# Task requirements:
Repeat nothing but the line containing "Give me the" and the lines that follow it, up to and including the last line of the data below.

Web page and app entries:
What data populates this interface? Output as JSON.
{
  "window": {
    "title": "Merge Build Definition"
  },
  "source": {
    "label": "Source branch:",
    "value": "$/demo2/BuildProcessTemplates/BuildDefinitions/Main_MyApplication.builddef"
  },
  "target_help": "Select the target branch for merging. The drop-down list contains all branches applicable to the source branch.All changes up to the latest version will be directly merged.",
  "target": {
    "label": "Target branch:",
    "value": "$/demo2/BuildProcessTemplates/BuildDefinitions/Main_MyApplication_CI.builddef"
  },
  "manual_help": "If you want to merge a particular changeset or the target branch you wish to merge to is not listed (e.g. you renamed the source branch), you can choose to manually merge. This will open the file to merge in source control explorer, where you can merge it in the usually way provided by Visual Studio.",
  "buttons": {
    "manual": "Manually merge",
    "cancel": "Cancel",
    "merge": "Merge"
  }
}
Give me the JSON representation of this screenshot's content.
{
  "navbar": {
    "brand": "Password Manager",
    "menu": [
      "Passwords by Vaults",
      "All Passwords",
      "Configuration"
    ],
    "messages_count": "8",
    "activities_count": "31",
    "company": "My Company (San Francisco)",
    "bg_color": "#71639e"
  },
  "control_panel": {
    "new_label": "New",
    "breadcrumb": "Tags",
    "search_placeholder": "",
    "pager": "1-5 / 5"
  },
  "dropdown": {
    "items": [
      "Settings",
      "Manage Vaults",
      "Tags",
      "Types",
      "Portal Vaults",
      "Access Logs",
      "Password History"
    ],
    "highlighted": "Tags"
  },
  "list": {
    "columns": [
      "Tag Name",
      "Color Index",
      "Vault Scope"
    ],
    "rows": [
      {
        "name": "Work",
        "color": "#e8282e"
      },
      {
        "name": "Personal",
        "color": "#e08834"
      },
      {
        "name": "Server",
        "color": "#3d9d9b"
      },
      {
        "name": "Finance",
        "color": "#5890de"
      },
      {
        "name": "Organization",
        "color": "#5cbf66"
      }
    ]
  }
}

# Finished exercise:
Give me the JSON representation of this screenshot's content.
{
  "navbar": {
    "brand": "Password Manager",
    "menu": [
      "Passwords by Vaults",
      "All Passwords",
      "Configuration"
    ],
    "messages_count": "8",
    "activities_count": "31",
    "company": "My Company (San Francisco)",
    "bg_color": "#71639e"
  },
  "control_panel": {
    "new_label": "New",
    "breadcrumb": "Tags",
    "search_placeholder": "",
    "pager": "1-5 / 5"
  },
  "dropdown": {
    "items": [
      "Settings",
      "Manage Vaults",
      "Tags",
      "Types",
      "Portal Vaults",
      "Access Logs",
      "Password History"
    ],
    "highlighted": "Tags"
  },
  "list": {
    "columns": [
      "Tag Name",
      "Color Index",
      "Vault Scope"
    ],
    "rows": [
      {
        "name": "Work",
        "color": "#e8282e"
      },
      {
        "name": "Personal",
        "color": "#e08834"
      },
      {
        "name": "Server",
        "color": "#3d9d9b"
      },
      {
        "name": "Finance",
        "color": "#5890de"
      },
      {
        "name": "Organization",
        "color": "#5cbf66"
      }
    ]
  }
}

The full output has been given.